## ACTION ITEM
In the records, find every line with the word "JSON" and copy it out.

## SUPPLIED MATERIAL

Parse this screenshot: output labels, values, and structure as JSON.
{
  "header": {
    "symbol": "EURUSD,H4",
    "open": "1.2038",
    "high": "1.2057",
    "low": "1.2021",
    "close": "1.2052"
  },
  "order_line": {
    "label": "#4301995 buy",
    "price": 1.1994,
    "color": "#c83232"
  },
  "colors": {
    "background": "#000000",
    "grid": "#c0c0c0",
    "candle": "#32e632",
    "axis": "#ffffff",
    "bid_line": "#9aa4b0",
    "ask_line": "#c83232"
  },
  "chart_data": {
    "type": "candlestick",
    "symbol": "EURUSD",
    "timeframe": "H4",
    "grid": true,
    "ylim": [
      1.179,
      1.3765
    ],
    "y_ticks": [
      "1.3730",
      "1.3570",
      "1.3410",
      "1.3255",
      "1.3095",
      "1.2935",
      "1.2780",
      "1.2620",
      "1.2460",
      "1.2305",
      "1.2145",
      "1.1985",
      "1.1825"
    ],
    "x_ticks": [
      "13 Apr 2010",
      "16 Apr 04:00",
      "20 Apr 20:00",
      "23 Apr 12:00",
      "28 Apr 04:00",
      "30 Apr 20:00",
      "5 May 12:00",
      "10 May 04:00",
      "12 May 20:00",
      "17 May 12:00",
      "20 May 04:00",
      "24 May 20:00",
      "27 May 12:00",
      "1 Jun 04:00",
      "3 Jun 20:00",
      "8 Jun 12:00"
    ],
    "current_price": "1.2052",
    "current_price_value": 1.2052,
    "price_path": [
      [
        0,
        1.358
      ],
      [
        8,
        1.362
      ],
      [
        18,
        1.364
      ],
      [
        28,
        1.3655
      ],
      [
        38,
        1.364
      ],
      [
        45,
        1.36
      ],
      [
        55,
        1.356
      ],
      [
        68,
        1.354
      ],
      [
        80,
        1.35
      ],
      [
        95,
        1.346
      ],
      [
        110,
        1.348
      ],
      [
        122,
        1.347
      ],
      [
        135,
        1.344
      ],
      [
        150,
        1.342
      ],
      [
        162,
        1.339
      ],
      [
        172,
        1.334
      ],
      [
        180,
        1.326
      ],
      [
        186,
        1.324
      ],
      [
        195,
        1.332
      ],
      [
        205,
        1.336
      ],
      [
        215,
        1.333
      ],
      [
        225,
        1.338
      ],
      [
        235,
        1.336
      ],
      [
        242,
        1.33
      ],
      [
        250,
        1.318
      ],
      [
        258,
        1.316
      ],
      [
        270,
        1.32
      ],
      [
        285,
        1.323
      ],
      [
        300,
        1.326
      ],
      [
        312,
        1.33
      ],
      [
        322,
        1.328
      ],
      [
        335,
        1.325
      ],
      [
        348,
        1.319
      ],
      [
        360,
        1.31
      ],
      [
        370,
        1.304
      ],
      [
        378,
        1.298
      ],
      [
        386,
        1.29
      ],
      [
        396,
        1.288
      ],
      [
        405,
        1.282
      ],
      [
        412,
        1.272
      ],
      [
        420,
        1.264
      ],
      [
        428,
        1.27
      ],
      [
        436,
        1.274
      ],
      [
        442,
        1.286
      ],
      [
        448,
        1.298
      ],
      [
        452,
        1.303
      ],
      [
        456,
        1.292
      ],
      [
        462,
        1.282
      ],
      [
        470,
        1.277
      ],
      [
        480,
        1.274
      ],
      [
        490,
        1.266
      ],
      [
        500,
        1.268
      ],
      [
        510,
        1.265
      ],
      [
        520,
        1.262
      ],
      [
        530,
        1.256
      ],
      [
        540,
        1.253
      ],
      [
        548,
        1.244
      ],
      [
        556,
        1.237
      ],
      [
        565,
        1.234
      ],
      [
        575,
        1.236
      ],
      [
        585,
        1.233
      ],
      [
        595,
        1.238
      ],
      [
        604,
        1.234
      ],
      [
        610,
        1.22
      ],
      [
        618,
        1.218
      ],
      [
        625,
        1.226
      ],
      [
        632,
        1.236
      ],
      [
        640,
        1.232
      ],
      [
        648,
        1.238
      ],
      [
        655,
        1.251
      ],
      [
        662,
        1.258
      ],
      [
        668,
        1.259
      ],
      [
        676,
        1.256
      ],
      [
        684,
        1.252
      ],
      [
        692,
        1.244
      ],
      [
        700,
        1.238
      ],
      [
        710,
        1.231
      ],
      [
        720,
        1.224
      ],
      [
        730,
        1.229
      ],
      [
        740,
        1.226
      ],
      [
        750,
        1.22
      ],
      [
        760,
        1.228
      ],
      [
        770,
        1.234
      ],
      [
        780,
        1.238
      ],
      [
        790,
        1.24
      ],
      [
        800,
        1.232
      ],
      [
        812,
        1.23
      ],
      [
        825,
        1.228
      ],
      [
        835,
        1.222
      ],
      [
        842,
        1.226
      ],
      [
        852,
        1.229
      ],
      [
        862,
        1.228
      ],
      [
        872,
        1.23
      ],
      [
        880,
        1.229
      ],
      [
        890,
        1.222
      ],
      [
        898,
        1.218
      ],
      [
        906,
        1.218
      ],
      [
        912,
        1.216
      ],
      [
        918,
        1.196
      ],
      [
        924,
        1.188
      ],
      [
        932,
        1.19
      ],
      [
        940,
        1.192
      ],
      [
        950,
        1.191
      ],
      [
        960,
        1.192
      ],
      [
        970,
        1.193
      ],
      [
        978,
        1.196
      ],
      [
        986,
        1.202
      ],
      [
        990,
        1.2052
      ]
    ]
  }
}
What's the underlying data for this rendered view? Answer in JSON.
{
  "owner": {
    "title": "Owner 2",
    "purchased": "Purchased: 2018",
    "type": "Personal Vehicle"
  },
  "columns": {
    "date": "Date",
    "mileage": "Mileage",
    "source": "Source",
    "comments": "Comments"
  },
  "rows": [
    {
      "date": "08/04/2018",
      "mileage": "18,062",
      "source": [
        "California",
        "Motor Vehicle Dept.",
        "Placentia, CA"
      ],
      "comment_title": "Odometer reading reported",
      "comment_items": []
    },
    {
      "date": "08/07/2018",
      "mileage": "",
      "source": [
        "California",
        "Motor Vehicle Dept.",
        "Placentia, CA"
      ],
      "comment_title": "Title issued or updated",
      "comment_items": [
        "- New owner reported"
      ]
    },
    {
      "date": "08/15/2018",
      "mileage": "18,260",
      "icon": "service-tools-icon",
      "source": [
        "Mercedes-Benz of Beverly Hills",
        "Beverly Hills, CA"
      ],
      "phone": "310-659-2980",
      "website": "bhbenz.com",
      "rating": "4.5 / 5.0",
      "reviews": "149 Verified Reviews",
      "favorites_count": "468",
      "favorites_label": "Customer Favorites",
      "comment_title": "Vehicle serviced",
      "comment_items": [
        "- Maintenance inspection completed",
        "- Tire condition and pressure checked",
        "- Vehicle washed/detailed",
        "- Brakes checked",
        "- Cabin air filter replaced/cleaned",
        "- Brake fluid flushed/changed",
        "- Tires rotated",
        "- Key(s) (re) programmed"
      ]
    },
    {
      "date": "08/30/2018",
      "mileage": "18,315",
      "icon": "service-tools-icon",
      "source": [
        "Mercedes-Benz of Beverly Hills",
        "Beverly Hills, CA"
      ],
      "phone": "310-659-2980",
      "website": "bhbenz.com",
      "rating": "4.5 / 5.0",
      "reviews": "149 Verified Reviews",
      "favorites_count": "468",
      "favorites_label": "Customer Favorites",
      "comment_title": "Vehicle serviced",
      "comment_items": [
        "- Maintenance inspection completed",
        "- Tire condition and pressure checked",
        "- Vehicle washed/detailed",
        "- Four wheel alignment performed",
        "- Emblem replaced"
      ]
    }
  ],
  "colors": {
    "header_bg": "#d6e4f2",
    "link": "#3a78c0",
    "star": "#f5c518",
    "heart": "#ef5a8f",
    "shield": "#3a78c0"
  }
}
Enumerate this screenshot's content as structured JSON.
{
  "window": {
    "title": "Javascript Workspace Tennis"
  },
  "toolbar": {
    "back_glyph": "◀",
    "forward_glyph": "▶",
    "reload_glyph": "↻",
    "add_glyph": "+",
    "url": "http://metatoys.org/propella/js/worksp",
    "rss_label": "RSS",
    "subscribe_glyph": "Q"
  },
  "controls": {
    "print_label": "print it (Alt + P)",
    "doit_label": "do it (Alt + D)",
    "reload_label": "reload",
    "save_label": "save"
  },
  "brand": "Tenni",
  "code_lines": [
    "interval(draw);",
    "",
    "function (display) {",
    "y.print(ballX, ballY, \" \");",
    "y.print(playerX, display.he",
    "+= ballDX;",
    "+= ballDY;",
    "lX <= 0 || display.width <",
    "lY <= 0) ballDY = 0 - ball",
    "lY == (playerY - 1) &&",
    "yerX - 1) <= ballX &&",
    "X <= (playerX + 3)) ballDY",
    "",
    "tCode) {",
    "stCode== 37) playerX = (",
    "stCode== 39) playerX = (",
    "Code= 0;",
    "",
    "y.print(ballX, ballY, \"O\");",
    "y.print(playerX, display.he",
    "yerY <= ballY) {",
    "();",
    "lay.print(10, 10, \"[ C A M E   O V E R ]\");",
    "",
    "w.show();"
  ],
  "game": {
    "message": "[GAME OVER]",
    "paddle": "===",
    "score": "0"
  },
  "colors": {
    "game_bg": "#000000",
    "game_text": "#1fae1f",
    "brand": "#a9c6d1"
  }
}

## OUTPUT FOR THIS TASK
Parse this screenshot: output labels, values, and structure as JSON.
What's the underlying data for this rendered view? Answer in JSON.
Enumerate this screenshot's content as structured JSON.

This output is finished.